This Site is Currently Under Construction
The JobLines were created as part of a legal settlement between the State and U.S. Departments of Transportation and Milwaukee community organizations Milwaukee Inner City Congregations Allied for Hope (MICAH), Black Health Coalition of WI, Inc. and American Civil Liberties Union (ACLU). The settlement provided Milwaukee County Transit System (MCTS) and Waukesha Transit with four years of funding for these bus routes that connect the city of Milwaukee to major employment centers in the suburbs. Without investment from the State of Wisconsin and local governments, the JobLines will run out of funding at the end of 2018.
Route Information and Employers Served
● Route 6runs from Capitol Drive on the North Side of Milwaukee to Brookfield Square, then to two New Berlin Industrial Parks, with additional service shuttling between the Industrial Parks and Brookfield Square. Employers and businesses served: FedEx, Costco, Target, Walmart, Michaels, Froedtert Moorland Reserve Health Center, Moorland Square Shopping Center, Schoeneck Containers, CRC Concrete, and many others.
● Route 61runs west on Capitol Drive on the North Side of Milwaukee and then to the northwest on Appleton Avenue, to Menomonee Falls. Employers and businesses served: Menards, Walmart, Target, Pick ‘n Save, Costco, Steinhafels, HomeGoods, Joann Fabrics, Pepsi Co., Froedtert North Hills Health Center, Silverado Oak Village Memory Care Community, International Paper, Berenz Packaging, and many others.

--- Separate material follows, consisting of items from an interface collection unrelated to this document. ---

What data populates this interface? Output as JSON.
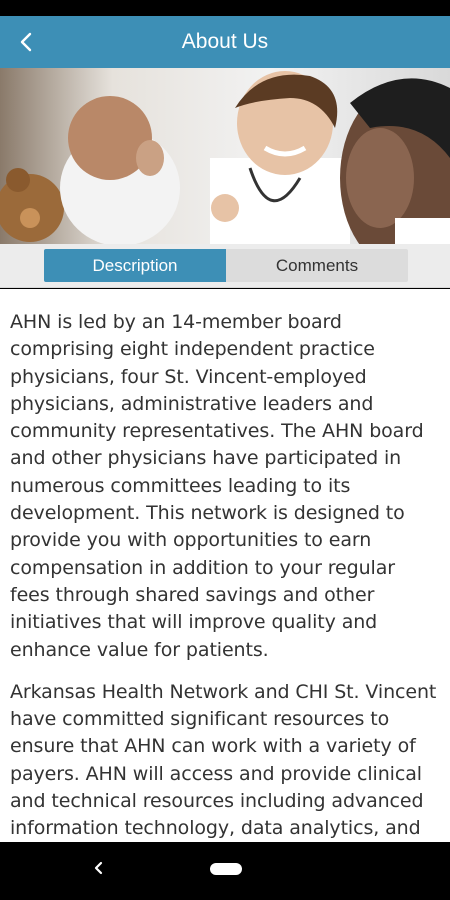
{
  "app_bar": {
    "title": "About Us",
    "back_icon": "chevron-left-icon",
    "background_color": "#3d8fb6"
  },
  "hero": {
    "description": "doctor-with-baby-photo"
  },
  "tabs": [
    {
      "label": "Description",
      "active": true
    },
    {
      "label": "Comments",
      "active": false
    }
  ],
  "content": {
    "paragraphs": [
      "AHN is led by an 14-member board comprising eight independent practice physicians, four St. Vincent-employed physicians, administrative leaders and community representatives. The AHN board and other physicians have participated in numerous committees leading to its development. This network is designed to provide you with opportunities to earn compensation in addition to your regular fees through shared savings and other initiatives that will improve quality and enhance value for patients.",
      "Arkansas Health Network and CHI St. Vincent have committed significant resources to ensure that AHN can work with a variety of payers. AHN will access and provide clinical and technical resources including advanced information technology, data analytics, and"
    ]
  },
  "system_nav": {
    "back_icon": "nav-back-icon",
    "home_icon": "nav-home-pill"
  }
}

Ridership Statistics(according to a recent UWM survey of JobLine passengers)
● 77% of riders use these routes to get to work or job interviews, and another 13% use them for shopping. 76% of employees use the routes to get to permanent jobs in the region.
● The JobLines were “extremely important” to 89% of respondents’ ability to find and keep a job. 45% of riders would leave their jobs if the routes were cancelled.
● 81% of riders use the JobLines five or more days per week.
● 77% of riders do not have a driver’s license, and 89% do not have access to a car.
Operating the two routes costs approximately $2.7 million per year (combined); fare revenues amount to about $300,000 per year. This means the net cost of running Routes 6 and 61 is a relatively modest $2.4 million per year, which in return connects over 1,000 riders each day to 150 employers and businesses. Currently, about 50% of the costs are incurred in Milwaukee County, and about 50% in Waukesha County.